Google Chrome had a Supervised User web monitoring feature built into its program. This allowed a master parental account to create local sub accounts on the device for underage Chrome browsing and usage. The master account could impose restrictions on the sub accounts regarding the kinds of sites that can be accessed amongst other things, but since early this year, users of this feature have reported the inability to add new subaccounts or edit existing settings. Google has responded to this by saying that the feature is slowly being dismantled and removed from Google Chrome, now officially announcing that it will no longer be a part of the application in its version 70 update scheduled to release this October.
The Chrome version 70 update has been known and anticipated to move away from Symantec certificates entirely as efforts to do so have been in place since Chrome v66. The removal of the supervised account feature, however, rather comes as a surprise. Just as with the allowance of a policy that lets users slowly wean away from Symantec certificates until the release of Chrome version 73, Google has been working the first half of this year to allow users to move away from the supervised user feature in its Google Chrome application, suggesting that families start using Google’s Family Link application. Family Link offers many of the same features that attracted parents to the supervised user control in Chrome. It allows parents to set restrictions upon their children’s activity, monitor the duration of online browsing, be reported of the content accessed, and set bedtimes or browsing duration caps for children as well.

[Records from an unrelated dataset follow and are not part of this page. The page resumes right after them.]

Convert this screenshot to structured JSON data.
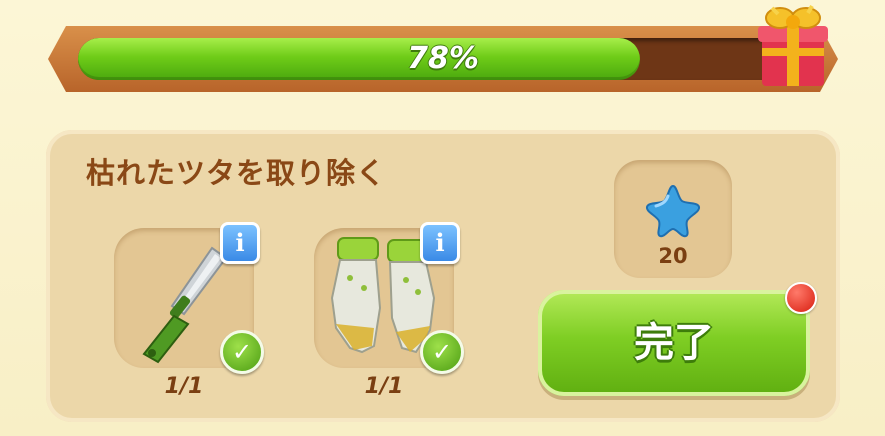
{
  "progress": {
    "percent_label": "78%",
    "fraction": 0.78
  },
  "quest": {
    "title": "枯れたツタを取り除く"
  },
  "requirements": [
    {
      "item": "knife-icon",
      "count": "1/1",
      "info_label": "i",
      "completed": true
    },
    {
      "item": "gloves-icon",
      "count": "1/1",
      "info_label": "i",
      "completed": true
    }
  ],
  "reward": {
    "icon": "blue-star-icon",
    "amount": "20"
  },
  "complete_button": {
    "label": "完了",
    "has_notification": true
  },
  "colors": {
    "progress_green": "#6fcc18",
    "frame_brown": "#b8642a",
    "title_brown": "#8a4816",
    "button_green": "#7fce24",
    "info_blue": "#3a8ae6",
    "notification_red": "#d81e10",
    "reward_blue": "#3aa0e0"
  }
}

Google Family Link was first released in early 2017 to allow parents to monitor and control their children’s digital experience, preventing them from accessing harmful content and commands. This application extends to Google PlayStore restrictions as well as other application monitoring which includes Google Chrome. As XDA developers recently discovered information on the supervised user feature on Chromium Gerrit, we can be sure that its fading out is imminent and a greater adoption of Google Family Link is on the onset. Unfortunately, however, Google Family Link is not available in every country and for users in most unsupported countries, other third party alternatives will be required to achieve the same effect, even though Google has shown to be increasing its country support area consistently.